3. Under § 2002(2), it is unlawful for an employer “to use, accept, refer to, or inquire concerning the results of any lie detector test of any employee or prospective employee.” The panel affirms the district court’s decision that the employer’s passive receipt of the test result, without more, would not violate this section. In the course of so holding, the panel affirms the district court’s decision that a DOL regulation supporting the employee’s interpretation — 29 C.F.R. § 801.4(c) — was invalid and unenforceable.
4. Nevertheless, the panel reverses summary judgment on the ory that the employee could still prove “use” of or reference to the adverse test results by Sun Trust, even if it did not cause his termination. This conclusion clearly caused the panel some heartburn:
“How a plaintiff proves a § 2002(2) claim for ‘use, accept, [or] refer to’ as to the results of a polygraph examination, when there is no cognizable claim for an employment action under § 2002(3), may present a formidable burden. This is particularly so as to damages, but it is plain that Congress saw fit to create separate causes of action in §§ 2002(2) and 2002(3), and it was within the authority of Congress to do so. As we have often noted, our judicial task is only to determine the meaning of the statute as passed by Congress, not to question the wisdom of the provision enacted.”
Lawver v. Hillcrest Hospice, Inc., No. 08-11626 (11th Cir. Nov. 24, 2008): In a companion to a case decided last week by the Fifth Circuit, Stover v. Hattiesburg Public Schools, No. 07-60419 (5th Cir. Oct. 18, 2008) (and my post from last week), the Eleventh Circuit also affirms summary judgment in a Title VII, EPA, and ADEA case, and grapples with a defendant fee award.
As in Stover, the final issue was whether the district court erred in awarding attorneys fees to the defendant under Christianberg Garment Company v. EEOC, 434 U.S. 412 (1978), Also as in Stover, the panel tossed the fees on the following rationale:
“We agree with the magistrate and district court on the merits of Lawyer’s claims. However, although Lawyer’s claims were weak, they were not ‘frivolous, unreasonable, or without foundation.’ Lawver reasonably speculated that she was terminated on the basis of her gender and age. Her male coworker was not terminated. The Associate Medical Directors hired to cover her patients were younger than her. Her witness’s affidavit stated that Hillcrest was profitable during the relevant times, such that Hillcrest need not have reduced its workforce. Two other Hillcrest employees stated that they observed gender discrimination at Hillcrest. Although this evidence was not all ultimately admissible and did not amount to a prima facie case, Lawyer’s speculation that she was terminated on the basis of discrimination was reasonable.” [Citations omitted.]

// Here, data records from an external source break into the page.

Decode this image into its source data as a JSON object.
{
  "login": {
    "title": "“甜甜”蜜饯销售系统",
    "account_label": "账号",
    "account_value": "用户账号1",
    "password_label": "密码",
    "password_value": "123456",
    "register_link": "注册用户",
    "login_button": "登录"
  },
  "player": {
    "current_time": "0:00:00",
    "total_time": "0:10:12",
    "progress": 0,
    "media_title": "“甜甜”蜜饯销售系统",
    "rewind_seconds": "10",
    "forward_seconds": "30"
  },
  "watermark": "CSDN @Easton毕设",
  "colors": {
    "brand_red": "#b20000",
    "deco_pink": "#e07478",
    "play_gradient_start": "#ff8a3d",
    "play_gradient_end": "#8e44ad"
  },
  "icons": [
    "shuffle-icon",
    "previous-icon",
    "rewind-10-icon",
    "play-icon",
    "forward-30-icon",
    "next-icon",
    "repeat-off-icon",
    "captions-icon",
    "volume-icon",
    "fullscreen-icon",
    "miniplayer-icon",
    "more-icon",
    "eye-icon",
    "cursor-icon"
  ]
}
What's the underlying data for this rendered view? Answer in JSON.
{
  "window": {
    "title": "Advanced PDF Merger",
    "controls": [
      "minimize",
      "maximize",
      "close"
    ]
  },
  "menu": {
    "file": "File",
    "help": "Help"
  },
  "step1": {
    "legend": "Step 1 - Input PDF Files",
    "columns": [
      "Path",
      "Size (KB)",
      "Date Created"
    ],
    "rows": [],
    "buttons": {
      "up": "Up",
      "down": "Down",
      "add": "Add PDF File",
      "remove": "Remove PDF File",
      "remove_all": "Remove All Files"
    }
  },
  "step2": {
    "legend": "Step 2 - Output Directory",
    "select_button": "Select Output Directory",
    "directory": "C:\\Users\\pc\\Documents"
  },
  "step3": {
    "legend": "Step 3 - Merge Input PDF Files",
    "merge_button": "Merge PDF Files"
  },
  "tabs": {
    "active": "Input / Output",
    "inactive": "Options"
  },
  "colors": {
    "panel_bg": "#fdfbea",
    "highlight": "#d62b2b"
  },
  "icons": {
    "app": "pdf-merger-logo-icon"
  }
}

I think that any circuit that treats a clearly erroneous award of defense fees as beneath notice (occasioning only an unpublished opinion) turns its back on a bigger problem. Some district court judges — notoriously, in the Southern District of Florida — have taken to awarding such fees more routinely than in the past, possibly to deter the filing of civil rights litigation altogether. This practice must be quelled, but the Eleventh Circuit seems to be taking a too-gentle approach, considering that such decisions nullify the standing law under Christianberg Garment . I would urge publication of this decision, for a start.